There were 70
applicants for the DCC position to which Bill Hastings was
appointed in December 1998
[Ref. 5]. Mr Lane says “Suspending the law, using the lame excuse of a pending review of the law to do so, is against the law, as clearly established in the High Court case Fitzgerald v Muldoon .”
“The Office of the Controller and Auditor-General investigated our complaint against the Minister” said Mr Lane [Ref. 6] “and advised us that it had no authority to intervene on the matters raised under the Public Audit Act 2001 [Ref. 7]. It took the view: ‘It is not for us to advise on legal issues or resolve matters of statutory interpretation. In our view, the courts would more appropriately address the further issues you have raised’ [Ref. 8] A judicial review to determine the legal position is thus the only option open to the Society to resolve the matter, as Mr Hawkins still argues that he is not duty-bound under section 79 (1) of the FVPC Act to ensure that the recruitment and appointment process for a DCC is completed.
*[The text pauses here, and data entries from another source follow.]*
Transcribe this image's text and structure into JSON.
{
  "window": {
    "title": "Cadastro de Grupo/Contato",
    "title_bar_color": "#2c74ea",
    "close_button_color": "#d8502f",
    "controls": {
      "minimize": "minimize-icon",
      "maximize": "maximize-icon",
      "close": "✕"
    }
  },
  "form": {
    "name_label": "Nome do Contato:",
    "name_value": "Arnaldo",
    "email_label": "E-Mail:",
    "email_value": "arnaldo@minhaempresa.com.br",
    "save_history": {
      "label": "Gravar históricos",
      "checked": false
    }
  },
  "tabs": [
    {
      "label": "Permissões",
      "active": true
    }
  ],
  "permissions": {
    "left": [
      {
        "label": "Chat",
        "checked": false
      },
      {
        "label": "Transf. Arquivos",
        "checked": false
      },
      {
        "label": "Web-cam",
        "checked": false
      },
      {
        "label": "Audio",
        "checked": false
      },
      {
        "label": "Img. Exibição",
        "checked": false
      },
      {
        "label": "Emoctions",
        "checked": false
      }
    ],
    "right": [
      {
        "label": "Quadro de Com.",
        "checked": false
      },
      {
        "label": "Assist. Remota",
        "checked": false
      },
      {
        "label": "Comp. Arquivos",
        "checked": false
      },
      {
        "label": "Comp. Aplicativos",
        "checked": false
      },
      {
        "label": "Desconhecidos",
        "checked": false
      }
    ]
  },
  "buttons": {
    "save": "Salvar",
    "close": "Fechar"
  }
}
SPCS argues that he is, and that the Cabinet has been derelict in its duties in bringing to an end the recruitment and appointment process, and in the meantime looking at the option of doing away with the statutory position altogether.”
Ref. 1 (Cab Min (01) 15/2).
Ref 2. Questions (001082, 001085, 001087) for written answer due for 4 March 2002
Ref. 3 Letter dated 27 Feb 2002. In response to SPCS OIR dated 31 Jan 2002.
Ref. 4. Letter, The Evening Post 1 February 2002.
Ref. 5. Dominion 30 October 1999, p. 18. "He sees what we won't" by Val Aldridge (Saturday People).
Ref. 6. See The Dominion, 19 Jan, p. 2.
Ref. 7. Letter of 28 January 2002. Signed Andrew McConnell, Sector Manager.
Ref. 8. Letter of 13 February 2002. Signed Terry McLaughlan Assistant Auditor-General.
Contact: David Lane M.Sc.
(Hons.), Dip. Tchg.
Society spokesperson and secretary
Tel. (04) 970-1067 E-mail: email@example.com